Organizations have long relied on VPNs to connect remote workers with company resources. But could SD-WAN be a viable option for certain employees working from home?
Enterprises preparing to adopt Secure Access Service Edge should understand how the architecture presents organizational and architectural challenges for network and security teams.
To support employees working from home, network teams should carefully monitor VPN traffic, review firewall rules and rely on remote access support software.
Following the on-demand trend, network on-demand options provide enterprises with more flexible consumption models, such as managed network services and cloud-based networking.
As networking pros evaluate SD-branch vs. SD-WAN, they’ll notice a key distinction between the two technologies, namely how network functions are managed and orchestrated.
The advent of SD-WAN has changed the network security model by pushing more security and control to the edge — and businesses need to adjust to this new reality.
SD-WAN can improve WAN performance in three ways: It adds a secondary transport for network traffic, while also taking advantage of broadband Ethernet and application acceleration.
When rolling out software-defined WAN, you’ll need to consider the current makeup of your branch offices. For instance, are applications on-site or in the cloud?
SD-WAN can use load balancing for WAN connections, but it doesn’t require load balancing to work. Compare some of the similarities and differences between the two.

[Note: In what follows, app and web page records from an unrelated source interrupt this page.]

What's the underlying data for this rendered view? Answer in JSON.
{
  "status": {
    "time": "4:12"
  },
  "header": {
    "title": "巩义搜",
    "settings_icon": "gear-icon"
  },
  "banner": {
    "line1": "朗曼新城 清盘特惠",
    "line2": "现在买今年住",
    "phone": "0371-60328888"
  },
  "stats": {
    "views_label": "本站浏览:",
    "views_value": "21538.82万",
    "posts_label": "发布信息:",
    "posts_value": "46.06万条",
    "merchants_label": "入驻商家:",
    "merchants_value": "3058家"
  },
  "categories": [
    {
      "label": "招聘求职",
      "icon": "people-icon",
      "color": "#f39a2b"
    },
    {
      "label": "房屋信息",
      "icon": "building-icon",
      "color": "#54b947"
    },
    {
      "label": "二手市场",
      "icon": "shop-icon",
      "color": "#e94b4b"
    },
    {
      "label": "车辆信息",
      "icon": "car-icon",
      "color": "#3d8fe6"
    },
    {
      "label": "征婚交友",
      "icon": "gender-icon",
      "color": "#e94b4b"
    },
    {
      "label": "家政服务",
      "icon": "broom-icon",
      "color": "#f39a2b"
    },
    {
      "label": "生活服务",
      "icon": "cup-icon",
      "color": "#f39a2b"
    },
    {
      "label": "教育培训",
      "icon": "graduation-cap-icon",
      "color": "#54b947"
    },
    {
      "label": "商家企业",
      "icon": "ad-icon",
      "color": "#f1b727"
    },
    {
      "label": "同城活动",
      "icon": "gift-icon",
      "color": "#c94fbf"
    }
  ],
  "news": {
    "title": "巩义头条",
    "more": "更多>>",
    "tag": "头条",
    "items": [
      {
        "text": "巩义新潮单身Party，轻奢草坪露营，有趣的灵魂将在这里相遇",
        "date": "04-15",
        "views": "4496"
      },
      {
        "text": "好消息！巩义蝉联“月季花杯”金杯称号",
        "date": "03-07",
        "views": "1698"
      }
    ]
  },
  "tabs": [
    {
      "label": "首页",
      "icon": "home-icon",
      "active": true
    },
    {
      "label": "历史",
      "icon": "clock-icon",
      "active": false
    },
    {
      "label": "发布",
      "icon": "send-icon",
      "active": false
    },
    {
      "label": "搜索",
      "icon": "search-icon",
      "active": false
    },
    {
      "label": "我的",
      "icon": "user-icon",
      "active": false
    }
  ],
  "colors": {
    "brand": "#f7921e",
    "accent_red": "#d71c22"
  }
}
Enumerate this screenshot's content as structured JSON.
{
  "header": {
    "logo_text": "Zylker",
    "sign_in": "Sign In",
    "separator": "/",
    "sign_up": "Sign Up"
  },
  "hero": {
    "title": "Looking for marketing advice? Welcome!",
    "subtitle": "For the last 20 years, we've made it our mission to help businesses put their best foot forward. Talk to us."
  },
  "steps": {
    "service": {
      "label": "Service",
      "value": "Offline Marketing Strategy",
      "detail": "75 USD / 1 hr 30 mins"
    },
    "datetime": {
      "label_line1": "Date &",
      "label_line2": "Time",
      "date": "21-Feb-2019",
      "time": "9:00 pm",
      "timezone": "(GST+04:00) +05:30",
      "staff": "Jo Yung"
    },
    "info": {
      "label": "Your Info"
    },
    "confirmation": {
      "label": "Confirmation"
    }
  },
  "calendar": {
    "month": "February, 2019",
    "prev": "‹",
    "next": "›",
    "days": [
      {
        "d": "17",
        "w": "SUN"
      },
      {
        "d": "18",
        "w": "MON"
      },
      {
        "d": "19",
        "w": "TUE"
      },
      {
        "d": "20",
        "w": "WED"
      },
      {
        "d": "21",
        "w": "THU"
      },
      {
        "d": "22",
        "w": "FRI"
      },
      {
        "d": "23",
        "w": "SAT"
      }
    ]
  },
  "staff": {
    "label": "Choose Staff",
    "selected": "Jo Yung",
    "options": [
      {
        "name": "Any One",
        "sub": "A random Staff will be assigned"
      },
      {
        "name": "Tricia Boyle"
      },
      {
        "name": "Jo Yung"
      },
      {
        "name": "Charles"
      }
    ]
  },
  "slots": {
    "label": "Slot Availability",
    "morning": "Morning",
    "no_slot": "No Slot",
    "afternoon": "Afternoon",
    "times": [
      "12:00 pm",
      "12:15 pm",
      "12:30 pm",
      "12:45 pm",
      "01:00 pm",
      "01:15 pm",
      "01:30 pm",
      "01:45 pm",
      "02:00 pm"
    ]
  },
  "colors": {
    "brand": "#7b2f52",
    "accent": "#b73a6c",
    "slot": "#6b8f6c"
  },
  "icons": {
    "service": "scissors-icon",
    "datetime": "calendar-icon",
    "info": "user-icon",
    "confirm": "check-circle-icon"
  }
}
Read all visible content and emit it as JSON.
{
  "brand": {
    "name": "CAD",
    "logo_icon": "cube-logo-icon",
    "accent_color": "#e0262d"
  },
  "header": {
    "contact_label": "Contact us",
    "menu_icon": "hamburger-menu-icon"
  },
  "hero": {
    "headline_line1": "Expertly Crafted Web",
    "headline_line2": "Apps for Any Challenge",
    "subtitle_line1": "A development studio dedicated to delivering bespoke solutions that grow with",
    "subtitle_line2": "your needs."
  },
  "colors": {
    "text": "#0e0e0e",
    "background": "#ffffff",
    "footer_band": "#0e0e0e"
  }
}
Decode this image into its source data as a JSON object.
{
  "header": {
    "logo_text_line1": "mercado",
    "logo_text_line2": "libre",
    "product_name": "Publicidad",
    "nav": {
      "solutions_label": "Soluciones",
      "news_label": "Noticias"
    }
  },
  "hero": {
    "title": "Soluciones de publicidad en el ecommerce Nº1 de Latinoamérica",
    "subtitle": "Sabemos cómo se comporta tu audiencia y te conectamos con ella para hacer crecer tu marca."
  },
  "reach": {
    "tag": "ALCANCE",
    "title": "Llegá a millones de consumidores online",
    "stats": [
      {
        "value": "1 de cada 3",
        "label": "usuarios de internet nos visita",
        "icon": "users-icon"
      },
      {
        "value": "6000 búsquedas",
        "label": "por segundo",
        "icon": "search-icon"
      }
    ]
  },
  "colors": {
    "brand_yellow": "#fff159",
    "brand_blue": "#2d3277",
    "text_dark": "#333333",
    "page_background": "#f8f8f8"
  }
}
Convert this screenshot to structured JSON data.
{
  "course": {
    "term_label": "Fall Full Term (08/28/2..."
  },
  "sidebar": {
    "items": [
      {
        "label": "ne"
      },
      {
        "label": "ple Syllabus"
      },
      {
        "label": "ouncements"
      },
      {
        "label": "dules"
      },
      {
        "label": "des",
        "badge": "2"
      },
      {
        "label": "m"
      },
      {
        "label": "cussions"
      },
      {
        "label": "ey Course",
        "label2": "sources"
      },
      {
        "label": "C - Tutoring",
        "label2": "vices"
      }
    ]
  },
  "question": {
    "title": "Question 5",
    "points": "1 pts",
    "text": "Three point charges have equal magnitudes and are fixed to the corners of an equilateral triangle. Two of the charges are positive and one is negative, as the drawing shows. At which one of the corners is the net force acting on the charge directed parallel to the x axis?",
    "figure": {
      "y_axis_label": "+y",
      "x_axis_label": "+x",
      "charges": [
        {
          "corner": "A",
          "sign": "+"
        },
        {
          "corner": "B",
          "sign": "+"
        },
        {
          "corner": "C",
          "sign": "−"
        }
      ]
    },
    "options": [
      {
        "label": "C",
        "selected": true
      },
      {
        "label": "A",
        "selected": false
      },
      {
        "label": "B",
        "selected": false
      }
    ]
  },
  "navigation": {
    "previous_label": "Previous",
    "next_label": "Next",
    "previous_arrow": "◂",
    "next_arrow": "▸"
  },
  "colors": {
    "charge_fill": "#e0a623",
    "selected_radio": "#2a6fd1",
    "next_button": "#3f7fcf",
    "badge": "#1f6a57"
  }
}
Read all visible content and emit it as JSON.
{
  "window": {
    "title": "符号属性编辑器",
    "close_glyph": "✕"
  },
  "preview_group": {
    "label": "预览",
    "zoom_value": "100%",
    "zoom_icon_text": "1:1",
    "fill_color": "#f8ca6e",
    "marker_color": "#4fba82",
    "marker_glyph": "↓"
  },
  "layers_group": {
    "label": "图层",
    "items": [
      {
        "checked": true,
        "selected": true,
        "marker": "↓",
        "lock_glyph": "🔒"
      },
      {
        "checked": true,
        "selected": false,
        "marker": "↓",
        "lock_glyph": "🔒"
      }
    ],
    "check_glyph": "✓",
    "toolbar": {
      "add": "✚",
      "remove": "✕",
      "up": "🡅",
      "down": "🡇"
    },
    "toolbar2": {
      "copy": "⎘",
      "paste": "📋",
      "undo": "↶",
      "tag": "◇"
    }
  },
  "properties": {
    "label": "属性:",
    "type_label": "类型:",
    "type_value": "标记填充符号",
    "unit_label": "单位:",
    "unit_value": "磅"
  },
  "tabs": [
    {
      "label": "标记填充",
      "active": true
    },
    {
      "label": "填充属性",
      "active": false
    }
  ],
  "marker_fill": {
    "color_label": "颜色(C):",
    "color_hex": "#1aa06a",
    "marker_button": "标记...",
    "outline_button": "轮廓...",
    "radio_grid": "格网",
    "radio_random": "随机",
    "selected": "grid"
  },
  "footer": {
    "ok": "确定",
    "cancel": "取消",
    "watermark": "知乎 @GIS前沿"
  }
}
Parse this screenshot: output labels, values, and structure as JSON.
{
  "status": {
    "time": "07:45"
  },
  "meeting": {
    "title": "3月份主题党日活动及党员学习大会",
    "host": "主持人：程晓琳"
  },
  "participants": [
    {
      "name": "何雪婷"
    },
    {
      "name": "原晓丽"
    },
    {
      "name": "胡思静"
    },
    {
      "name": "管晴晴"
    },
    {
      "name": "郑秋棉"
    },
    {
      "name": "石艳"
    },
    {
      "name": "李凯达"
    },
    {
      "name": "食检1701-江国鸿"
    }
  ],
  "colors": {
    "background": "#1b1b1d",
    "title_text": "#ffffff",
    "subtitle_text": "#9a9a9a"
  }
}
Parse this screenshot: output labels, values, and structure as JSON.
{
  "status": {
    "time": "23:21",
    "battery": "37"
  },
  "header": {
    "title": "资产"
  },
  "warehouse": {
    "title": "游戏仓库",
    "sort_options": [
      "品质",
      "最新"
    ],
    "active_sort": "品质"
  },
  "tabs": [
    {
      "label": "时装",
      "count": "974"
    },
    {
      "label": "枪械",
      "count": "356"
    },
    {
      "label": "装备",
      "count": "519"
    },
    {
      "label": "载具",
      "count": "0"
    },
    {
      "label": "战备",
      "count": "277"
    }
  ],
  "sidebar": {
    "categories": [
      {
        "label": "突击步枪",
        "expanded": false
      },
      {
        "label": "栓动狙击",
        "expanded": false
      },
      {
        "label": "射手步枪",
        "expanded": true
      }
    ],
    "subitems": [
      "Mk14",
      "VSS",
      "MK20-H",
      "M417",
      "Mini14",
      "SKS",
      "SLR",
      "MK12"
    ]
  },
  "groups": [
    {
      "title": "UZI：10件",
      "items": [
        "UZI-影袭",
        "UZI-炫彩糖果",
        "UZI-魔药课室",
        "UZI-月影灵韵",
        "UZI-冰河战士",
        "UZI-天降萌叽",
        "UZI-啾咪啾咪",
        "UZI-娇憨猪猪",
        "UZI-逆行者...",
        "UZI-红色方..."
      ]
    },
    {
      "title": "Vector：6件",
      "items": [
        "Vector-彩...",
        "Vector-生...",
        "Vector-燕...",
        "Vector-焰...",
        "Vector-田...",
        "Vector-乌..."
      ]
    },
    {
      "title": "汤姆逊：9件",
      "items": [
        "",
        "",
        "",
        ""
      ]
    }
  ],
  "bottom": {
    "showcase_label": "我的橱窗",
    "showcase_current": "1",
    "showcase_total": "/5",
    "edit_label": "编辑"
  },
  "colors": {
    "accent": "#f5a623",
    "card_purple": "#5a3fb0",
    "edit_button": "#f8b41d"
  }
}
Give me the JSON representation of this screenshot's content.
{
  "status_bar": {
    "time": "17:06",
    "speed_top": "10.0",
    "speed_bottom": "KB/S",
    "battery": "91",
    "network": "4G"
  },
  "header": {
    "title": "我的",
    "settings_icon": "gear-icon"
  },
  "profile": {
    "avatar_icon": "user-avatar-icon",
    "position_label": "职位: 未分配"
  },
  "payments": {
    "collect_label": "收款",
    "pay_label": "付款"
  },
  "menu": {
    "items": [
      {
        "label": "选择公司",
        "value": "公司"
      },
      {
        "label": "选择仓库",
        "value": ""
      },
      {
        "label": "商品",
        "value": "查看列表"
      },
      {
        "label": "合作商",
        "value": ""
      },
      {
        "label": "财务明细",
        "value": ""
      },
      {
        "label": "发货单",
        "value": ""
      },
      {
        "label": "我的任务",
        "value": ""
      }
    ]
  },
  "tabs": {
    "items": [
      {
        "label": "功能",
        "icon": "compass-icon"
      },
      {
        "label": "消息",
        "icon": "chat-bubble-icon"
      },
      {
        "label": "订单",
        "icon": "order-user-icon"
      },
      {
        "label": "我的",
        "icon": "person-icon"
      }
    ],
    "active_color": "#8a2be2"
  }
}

The battle between VPN vs. SD-WAN returns. In this clash, see how realistic SD-WAN appliances are for remote and mobile workers compared to VPN connections.